The lion’s share of this money will be spent in the local ranching communities where these calves were raised and sold. Feed stores, breeding stock producers, insurance brokers, real estate agencies, local banks, schools, livestock auctions, truck dealers, implement dealers, vets, and so on. All will take a piece of the ranch’s calf crop income to circulate through the state’s economy. At every turn in their lives these calves will be providing labor and revenue somehow. The end result is around 18,000,000 pounds of beef at the grocery store. I read the average American eats 69 pounds of beef annually. You do the math. I did in “How Can This Make Sense” last summer, thought it might apply here too.
The shift from productive livestock to non productive livestock will not be without cost. The ones feeling warm and fuzzy about it will not be bearing the brunt of the cost. ……Mr. Pickens is a major promoter of wind energy. A mustang sanctuary “somewhere in the west” might be an excellent way to package a large wind farm. It could offer tax leverage, ecotourism, green energy, horse rescue, and saving the heritage of the west all in one package.
http://www.communityservices.nd.gov/uploads/resources/625/wind-turbine-lease-considerations-for-landowners.pdf has information about landowner compensation and much more. Compensation can be quite lucrative for a landowner. All concerned wish to make wind energy projects attractive to all concerned.
Anecdotal reports indicate most companies are paying $4,000 to $6,000 annually per megawatt of tower capacity for fi xed-compensation packages. For royalty compensate on packages, 3 percent to 5 percent of gross revenue from electricity sales is common, including renewable certificates. Landowners should negotiate for inclusion of renewable, pollution and environmental credits in addition to the sale of electricity.
However, if you are a rancher hoping this income will offset the cost of buying land, don’t get your hopes up. Especially if you have financed your purchase with a USDA FSA mortgage ……. Any land with a FSA mortgage needs an extensive approval process. The approval process is extensive enough that the wind developer may not want to deal with it.
I ended the “How Can This Make Sense” blog by stating Madeleine should get to making fence for her “paddocks”…..well it seems she might have help with that……according to the website…….
Fences, gates and cattle guards become an issue when a wind tower is on grazing land. The contract should specify who is responsible for construction and maintenance of any necessary fencing, gates and cattle guards. These costs should be the responsibility of the wind energy developer.
There are listed hazards but I’m sure mustangs could graze under the towers. The cows do around here. I don’t want to give the impression I am against alternative “clean” energy sources. I am definitely not. I do want to suggest, maybe; just maybe, this won’t be the huge benevolent sacrificial donation it is promoted to be.
And I still haven’t figured out what any of it has to with the destruction of Thoroughbreds by the racing industry…… ……..
By RH1

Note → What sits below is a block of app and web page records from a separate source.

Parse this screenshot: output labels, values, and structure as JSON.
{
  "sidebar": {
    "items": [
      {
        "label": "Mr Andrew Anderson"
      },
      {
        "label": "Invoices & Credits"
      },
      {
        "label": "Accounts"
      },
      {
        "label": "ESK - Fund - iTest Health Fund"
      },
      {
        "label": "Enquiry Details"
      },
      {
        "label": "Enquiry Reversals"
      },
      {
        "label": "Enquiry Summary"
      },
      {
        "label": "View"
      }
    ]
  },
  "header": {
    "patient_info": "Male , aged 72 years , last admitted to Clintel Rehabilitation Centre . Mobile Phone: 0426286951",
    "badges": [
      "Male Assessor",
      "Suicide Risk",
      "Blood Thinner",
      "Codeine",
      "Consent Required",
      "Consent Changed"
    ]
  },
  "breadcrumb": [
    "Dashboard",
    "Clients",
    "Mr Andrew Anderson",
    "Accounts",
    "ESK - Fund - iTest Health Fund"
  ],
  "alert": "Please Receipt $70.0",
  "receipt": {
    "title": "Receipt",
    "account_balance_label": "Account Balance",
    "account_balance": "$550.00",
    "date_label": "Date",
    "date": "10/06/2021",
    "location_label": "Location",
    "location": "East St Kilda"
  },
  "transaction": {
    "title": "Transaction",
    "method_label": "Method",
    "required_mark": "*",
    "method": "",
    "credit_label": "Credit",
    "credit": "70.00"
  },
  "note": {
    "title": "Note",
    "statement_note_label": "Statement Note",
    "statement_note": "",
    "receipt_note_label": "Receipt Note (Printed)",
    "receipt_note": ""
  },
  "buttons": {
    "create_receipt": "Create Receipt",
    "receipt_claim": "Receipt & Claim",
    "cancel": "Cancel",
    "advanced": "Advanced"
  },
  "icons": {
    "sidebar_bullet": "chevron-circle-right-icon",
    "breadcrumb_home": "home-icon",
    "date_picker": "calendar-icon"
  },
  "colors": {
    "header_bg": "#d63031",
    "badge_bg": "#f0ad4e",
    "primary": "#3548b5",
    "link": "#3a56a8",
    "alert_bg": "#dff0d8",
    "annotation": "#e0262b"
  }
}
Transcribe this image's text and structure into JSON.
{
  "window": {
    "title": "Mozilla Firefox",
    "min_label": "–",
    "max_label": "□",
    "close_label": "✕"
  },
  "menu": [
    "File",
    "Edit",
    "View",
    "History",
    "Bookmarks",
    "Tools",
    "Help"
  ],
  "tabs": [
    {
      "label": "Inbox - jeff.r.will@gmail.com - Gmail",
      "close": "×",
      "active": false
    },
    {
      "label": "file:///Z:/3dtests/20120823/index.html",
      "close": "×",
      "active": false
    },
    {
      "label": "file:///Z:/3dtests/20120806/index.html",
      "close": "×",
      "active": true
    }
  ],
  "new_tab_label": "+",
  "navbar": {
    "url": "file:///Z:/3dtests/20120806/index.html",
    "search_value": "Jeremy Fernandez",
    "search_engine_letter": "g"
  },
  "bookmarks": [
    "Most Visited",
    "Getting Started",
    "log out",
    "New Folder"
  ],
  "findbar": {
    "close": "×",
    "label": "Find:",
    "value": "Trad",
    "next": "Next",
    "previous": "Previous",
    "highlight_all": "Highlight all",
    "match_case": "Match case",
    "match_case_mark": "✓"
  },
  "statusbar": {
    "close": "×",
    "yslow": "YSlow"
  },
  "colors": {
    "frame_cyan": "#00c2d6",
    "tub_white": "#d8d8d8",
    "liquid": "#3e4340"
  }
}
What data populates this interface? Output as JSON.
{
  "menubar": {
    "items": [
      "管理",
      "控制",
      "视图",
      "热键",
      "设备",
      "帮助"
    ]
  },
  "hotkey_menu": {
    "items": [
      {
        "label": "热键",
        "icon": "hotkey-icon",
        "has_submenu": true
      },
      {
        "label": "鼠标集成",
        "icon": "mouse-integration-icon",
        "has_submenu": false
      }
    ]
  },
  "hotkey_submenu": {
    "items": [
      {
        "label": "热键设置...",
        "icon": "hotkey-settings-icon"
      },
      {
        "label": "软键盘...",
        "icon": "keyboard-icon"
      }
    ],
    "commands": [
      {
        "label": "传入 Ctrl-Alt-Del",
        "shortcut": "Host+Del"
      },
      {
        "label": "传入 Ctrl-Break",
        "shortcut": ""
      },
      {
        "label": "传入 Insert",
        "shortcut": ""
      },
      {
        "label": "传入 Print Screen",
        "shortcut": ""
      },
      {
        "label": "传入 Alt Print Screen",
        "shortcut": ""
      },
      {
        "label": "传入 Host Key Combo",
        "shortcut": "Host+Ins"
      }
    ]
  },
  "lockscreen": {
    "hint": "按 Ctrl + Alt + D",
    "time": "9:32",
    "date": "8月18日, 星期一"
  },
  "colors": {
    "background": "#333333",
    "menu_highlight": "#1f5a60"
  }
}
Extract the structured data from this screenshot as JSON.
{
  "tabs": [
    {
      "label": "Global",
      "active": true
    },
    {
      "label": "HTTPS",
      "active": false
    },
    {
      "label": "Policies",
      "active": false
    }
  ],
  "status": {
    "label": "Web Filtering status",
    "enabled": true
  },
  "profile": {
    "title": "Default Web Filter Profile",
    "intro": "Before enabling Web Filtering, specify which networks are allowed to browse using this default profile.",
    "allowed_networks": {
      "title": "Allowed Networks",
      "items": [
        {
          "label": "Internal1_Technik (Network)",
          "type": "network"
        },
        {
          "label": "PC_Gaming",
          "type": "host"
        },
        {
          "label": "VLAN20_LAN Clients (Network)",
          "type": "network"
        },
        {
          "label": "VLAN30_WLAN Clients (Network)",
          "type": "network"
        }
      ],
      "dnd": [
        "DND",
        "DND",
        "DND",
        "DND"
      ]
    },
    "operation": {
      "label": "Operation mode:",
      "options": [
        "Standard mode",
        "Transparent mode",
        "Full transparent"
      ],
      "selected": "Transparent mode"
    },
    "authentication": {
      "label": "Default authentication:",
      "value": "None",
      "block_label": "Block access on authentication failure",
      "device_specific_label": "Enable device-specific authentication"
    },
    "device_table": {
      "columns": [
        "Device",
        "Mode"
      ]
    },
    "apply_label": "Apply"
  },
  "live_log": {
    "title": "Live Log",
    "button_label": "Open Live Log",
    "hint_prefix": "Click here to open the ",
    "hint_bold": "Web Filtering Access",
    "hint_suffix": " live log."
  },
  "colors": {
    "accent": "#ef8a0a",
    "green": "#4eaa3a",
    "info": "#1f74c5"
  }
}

1 comment:

  1. There's a chance you are qualified for a new government solar program.
    Find out if you are eligble now!

    ReplyDelete